How to complete this task — Every line in the data below that holds "text" should be found and copied.
<<<<
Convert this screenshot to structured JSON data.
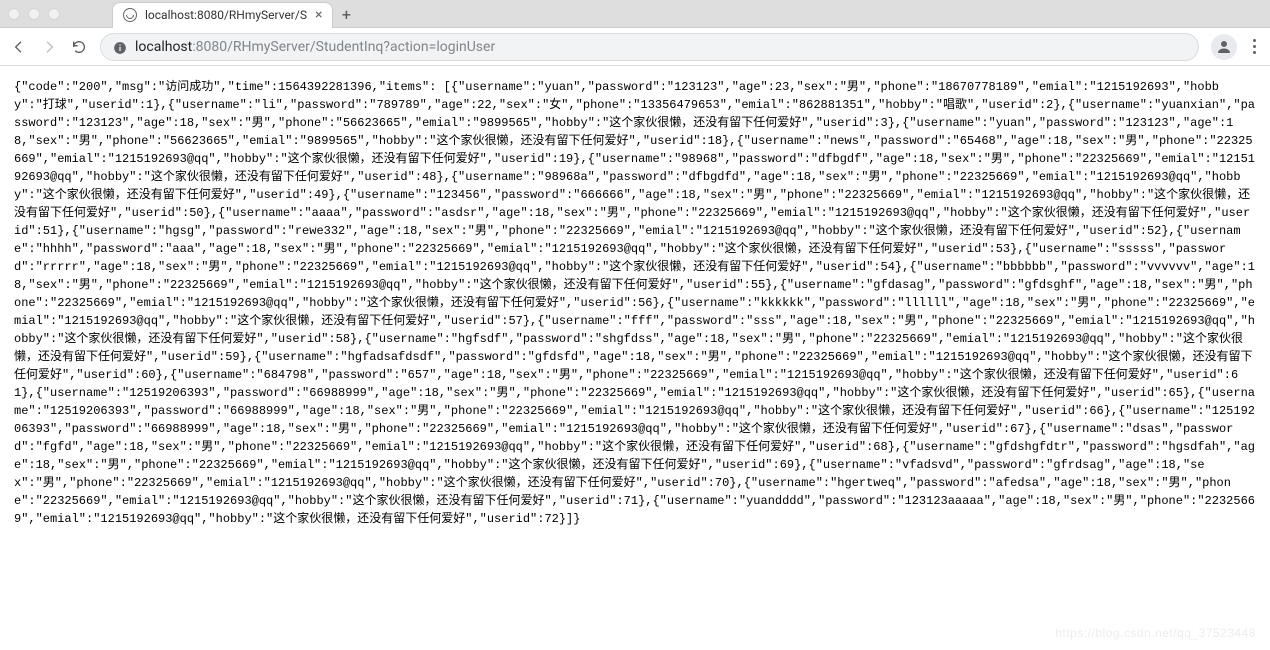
{
  "window": {
    "tab_title": "localhost:8080/RHmyServer/S",
    "new_tab_label": "+"
  },
  "addressbar": {
    "protocol_host": "localhost",
    "port_path": ":8080/RHmyServer/StudentInq?action=loginUser"
  },
  "response": {
    "code": "200",
    "msg": "访问成功",
    "time": 1564392281396,
    "items": [
      {
        "username": "yuan",
        "password": "123123",
        "age": 23,
        "sex": "男",
        "phone": "18670778189",
        "emial": "1215192693",
        "hobby": "打球",
        "userid": 1
      },
      {
        "username": "li",
        "password": "789789",
        "age": 22,
        "sex": "女",
        "phone": "13356479653",
        "emial": "862881351",
        "hobby": "唱歌",
        "userid": 2
      },
      {
        "username": "yuanxian",
        "password": "123123",
        "age": 18,
        "sex": "男",
        "phone": "56623665",
        "emial": "9899565",
        "hobby": "这个家伙很懒，还没有留下任何爱好",
        "userid": 3
      },
      {
        "username": "yuan",
        "password": "123123",
        "age": 18,
        "sex": "男",
        "phone": "56623665",
        "emial": "9899565",
        "hobby": "这个家伙很懒，还没有留下任何爱好",
        "userid": 18
      },
      {
        "username": "news",
        "password": "65468",
        "age": 18,
        "sex": "男",
        "phone": "22325669",
        "emial": "1215192693@qq",
        "hobby": "这个家伙很懒，还没有留下任何爱好",
        "userid": 19
      },
      {
        "username": "98968",
        "password": "dfbgdf",
        "age": 18,
        "sex": "男",
        "phone": "22325669",
        "emial": "1215192693@qq",
        "hobby": "这个家伙很懒，还没有留下任何爱好",
        "userid": 48
      },
      {
        "username": "98968a",
        "password": "dfbgdfd",
        "age": 18,
        "sex": "男",
        "phone": "22325669",
        "emial": "1215192693@qq",
        "hobby": "这个家伙很懒，还没有留下任何爱好",
        "userid": 49
      },
      {
        "username": "123456",
        "password": "666666",
        "age": 18,
        "sex": "男",
        "phone": "22325669",
        "emial": "1215192693@qq",
        "hobby": "这个家伙很懒，还没有留下任何爱好",
        "userid": 50
      },
      {
        "username": "aaaa",
        "password": "asdsr",
        "age": 18,
        "sex": "男",
        "phone": "22325669",
        "emial": "1215192693@qq",
        "hobby": "这个家伙很懒，还没有留下任何爱好",
        "userid": 51
      },
      {
        "username": "hgsg",
        "password": "rewe332",
        "age": 18,
        "sex": "男",
        "phone": "22325669",
        "emial": "1215192693@qq",
        "hobby": "这个家伙很懒，还没有留下任何爱好",
        "userid": 52
      },
      {
        "username": "hhhh",
        "password": "aaa",
        "age": 18,
        "sex": "男",
        "phone": "22325669",
        "emial": "1215192693@qq",
        "hobby": "这个家伙很懒，还没有留下任何爱好",
        "userid": 53
      },
      {
        "username": "sssss",
        "password": "rrrrr",
        "age": 18,
        "sex": "男",
        "phone": "22325669",
        "emial": "1215192693@qq",
        "hobby": "这个家伙很懒，还没有留下任何爱好",
        "userid": 54
      },
      {
        "username": "bbbbbb",
        "password": "vvvvvv",
        "age": 18,
        "sex": "男",
        "phone": "22325669",
        "emial": "1215192693@qq",
        "hobby": "这个家伙很懒，还没有留下任何爱好",
        "userid": 55
      },
      {
        "username": "gfdasag",
        "password": "gfdsghf",
        "age": 18,
        "sex": "男",
        "phone": "22325669",
        "emial": "1215192693@qq",
        "hobby": "这个家伙很懒，还没有留下任何爱好",
        "userid": 56
      },
      {
        "username": "kkkkkk",
        "password": "llllll",
        "age": 18,
        "sex": "男",
        "phone": "22325669",
        "emial": "1215192693@qq",
        "hobby": "这个家伙很懒，还没有留下任何爱好",
        "userid": 57
      },
      {
        "username": "fff",
        "password": "sss",
        "age": 18,
        "sex": "男",
        "phone": "22325669",
        "emial": "1215192693@qq",
        "hobby": "这个家伙很懒，还没有留下任何爱好",
        "userid": 58
      },
      {
        "username": "hgfsdf",
        "password": "shgfdss",
        "age": 18,
        "sex": "男",
        "phone": "22325669",
        "emial": "1215192693@qq",
        "hobby": "这个家伙很懒，还没有留下任何爱好",
        "userid": 59
      },
      {
        "username": "hgfadsafdsdf",
        "password": "gfdsfd",
        "age": 18,
        "sex": "男",
        "phone": "22325669",
        "emial": "1215192693@qq",
        "hobby": "这个家伙很懒，还没有留下任何爱好",
        "userid": 60
      },
      {
        "username": "684798",
        "password": "657",
        "age": 18,
        "sex": "男",
        "phone": "22325669",
        "emial": "1215192693@qq",
        "hobby": "这个家伙很懒，还没有留下任何爱好",
        "userid": 61
      },
      {
        "username": "12519206393",
        "password": "66988999",
        "age": 18,
        "sex": "男",
        "phone": "22325669",
        "emial": "1215192693@qq",
        "hobby": "这个家伙很懒，还没有留下任何爱好",
        "userid": 65
      },
      {
        "username": "12519206393",
        "password": "66988999",
        "age": 18,
        "sex": "男",
        "phone": "22325669",
        "emial": "1215192693@qq",
        "hobby": "这个家伙很懒，还没有留下任何爱好",
        "userid": 66
      },
      {
        "username": "12519206393",
        "password": "66988999",
        "age": 18,
        "sex": "男",
        "phone": "22325669",
        "emial": "1215192693@qq",
        "hobby": "这个家伙很懒，还没有留下任何爱好",
        "userid": 67
      },
      {
        "username": "dsas",
        "password": "fgfd",
        "age": 18,
        "sex": "男",
        "phone": "22325669",
        "emial": "1215192693@qq",
        "hobby": "这个家伙很懒，还没有留下任何爱好",
        "userid": 68
      },
      {
        "username": "gfdshgfdtr",
        "password": "hgsdfah",
        "age": 18,
        "sex": "男",
        "phone": "22325669",
        "emial": "1215192693@qq",
        "hobby": "这个家伙很懒，还没有留下任何爱好",
        "userid": 69
      },
      {
        "username": "vfadsvd",
        "password": "gfrdsag",
        "age": 18,
        "sex": "男",
        "phone": "22325669",
        "emial": "1215192693@qq",
        "hobby": "这个家伙很懒，还没有留下任何爱好",
        "userid": 70
      },
      {
        "username": "hgertweq",
        "password": "afedsa",
        "age": 18,
        "sex": "男",
        "phone": "22325669",
        "emial": "1215192693@qq",
        "hobby": "这个家伙很懒，还没有留下任何爱好",
        "userid": 71
      },
      {
        "username": "yuandddd",
        "password": "123123aaaaa",
        "age": 18,
        "sex": "男",
        "phone": "22325669",
        "emial": "1215192693@qq",
        "hobby": "这个家伙很懒，还没有留下任何爱好",
        "userid": 72
      }
    ]
  },
  "watermark": "https://blog.csdn.net/qq_37523448"
}
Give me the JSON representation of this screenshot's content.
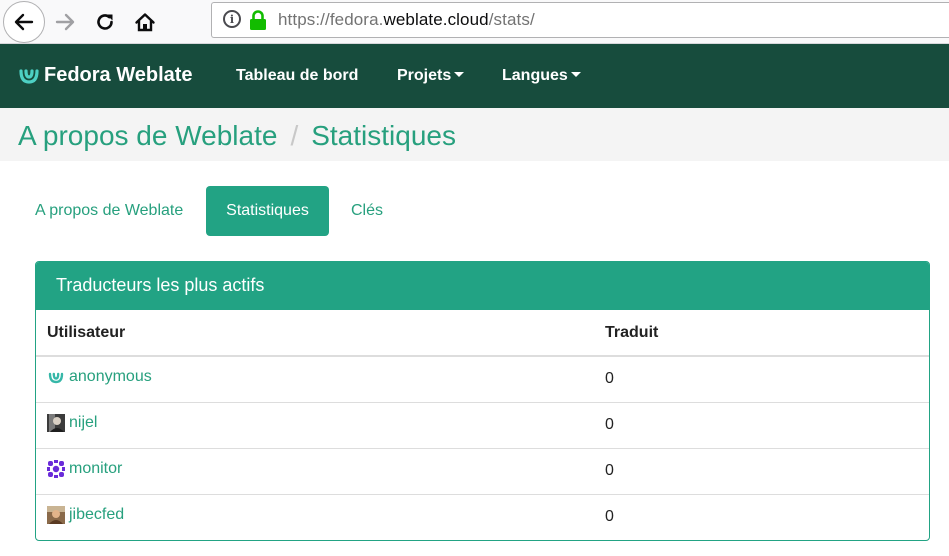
{
  "browser": {
    "url_prefix": "https://fedora.",
    "url_domain": "weblate.cloud",
    "url_suffix": "/stats/"
  },
  "navbar": {
    "brand": "Fedora Weblate",
    "items": [
      {
        "label": "Tableau de bord"
      },
      {
        "label": "Projets"
      },
      {
        "label": "Langues"
      }
    ],
    "accent_color": "#174c3d"
  },
  "breadcrumb": {
    "parent": "A propos de Weblate",
    "separator": "/",
    "current": "Statistiques"
  },
  "tabs": [
    {
      "label": "A propos de Weblate",
      "active": false
    },
    {
      "label": "Statistiques",
      "active": true
    },
    {
      "label": "Clés",
      "active": false
    }
  ],
  "panel": {
    "title": "Traducteurs les plus actifs",
    "columns": [
      "Utilisateur",
      "Traduit"
    ],
    "rows": [
      {
        "user": "anonymous",
        "avatar": "weblate-logo-icon",
        "translated": "0"
      },
      {
        "user": "nijel",
        "avatar": "photo-avatar",
        "translated": "0"
      },
      {
        "user": "monitor",
        "avatar": "identicon-avatar",
        "translated": "0"
      },
      {
        "user": "jibecfed",
        "avatar": "photo-avatar",
        "translated": "0"
      }
    ]
  },
  "colors": {
    "primary": "#22a384",
    "link": "#27a07e",
    "navbar": "#174c3d"
  }
}
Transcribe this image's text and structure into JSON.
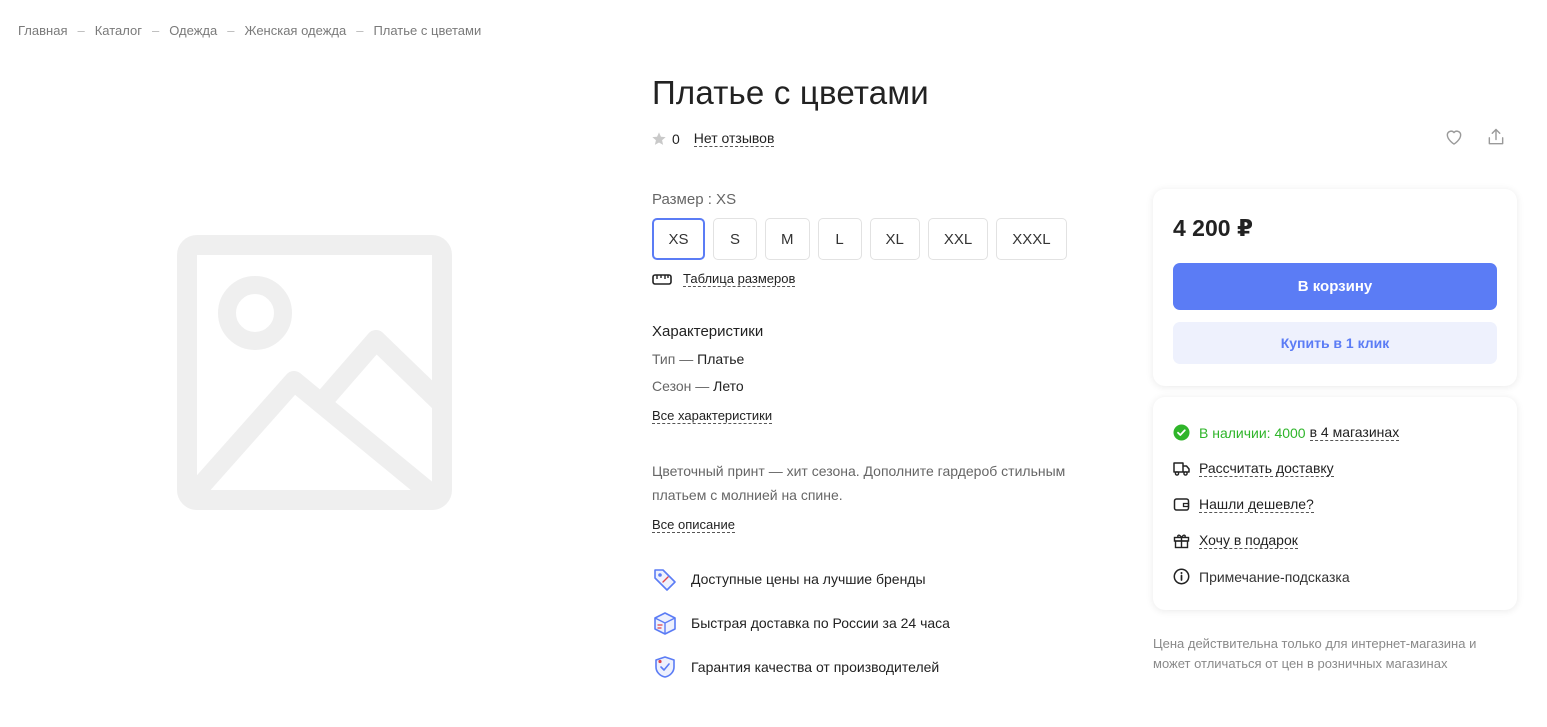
{
  "breadcrumb": {
    "items": [
      "Главная",
      "Каталог",
      "Одежда",
      "Женская одежда",
      "Платье с цветами"
    ],
    "separator": "–"
  },
  "product": {
    "title": "Платье с цветами",
    "rating_count": "0",
    "reviews_link": "Нет отзывов"
  },
  "size": {
    "label": "Размер : XS",
    "options": [
      "XS",
      "S",
      "M",
      "L",
      "XL",
      "XXL",
      "XXXL"
    ],
    "selected": "XS",
    "table_link": "Таблица размеров"
  },
  "characteristics": {
    "title": "Характеристики",
    "rows": [
      {
        "key": "Тип — ",
        "value": "Платье"
      },
      {
        "key": "Сезон — ",
        "value": "Лето"
      }
    ],
    "all_link": "Все характеристики"
  },
  "description": {
    "text": "Цветочный принт — хит сезона. Дополните гардероб стильным платьем с молнией на спине.",
    "all_link": "Все описание"
  },
  "features": [
    {
      "icon": "price-tag-icon",
      "text": "Доступные цены на лучшие бренды"
    },
    {
      "icon": "delivery-box-icon",
      "text": "Быстрая доставка по России за 24 часа"
    },
    {
      "icon": "quality-shield-icon",
      "text": "Гарантия качества от производителей"
    }
  ],
  "buy": {
    "price": "4 200 ₽",
    "cart_button": "В корзину",
    "one_click_button": "Купить в 1 клик"
  },
  "availability": {
    "status": "В наличии: 4000",
    "stores_link": "в 4 магазинах",
    "delivery_link": "Рассчитать доставку",
    "cheaper_link": "Нашли дешевле?",
    "gift_link": "Хочу в подарок",
    "hint": "Примечание-подсказка"
  },
  "note": "Цена действительна только для интернет-магазина и может отличаться от цен в розничных магазинах",
  "colors": {
    "accent": "#5b7cf5",
    "accent_light": "#eef1fd",
    "in_stock": "#2fb52a",
    "placeholder": "#efefef"
  }
}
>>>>
Written solution —
Transcribe this image's text and structure into JSON.
    "text": "Цветочный принт — хит сезона. Дополните гардероб стильным платьем с молнией на спине.",
      "text": "Доступные цены на лучшие бренды"
      "text": "Быстрая доставка по России за 24 часа"
      "text": "Гарантия качества от производителей"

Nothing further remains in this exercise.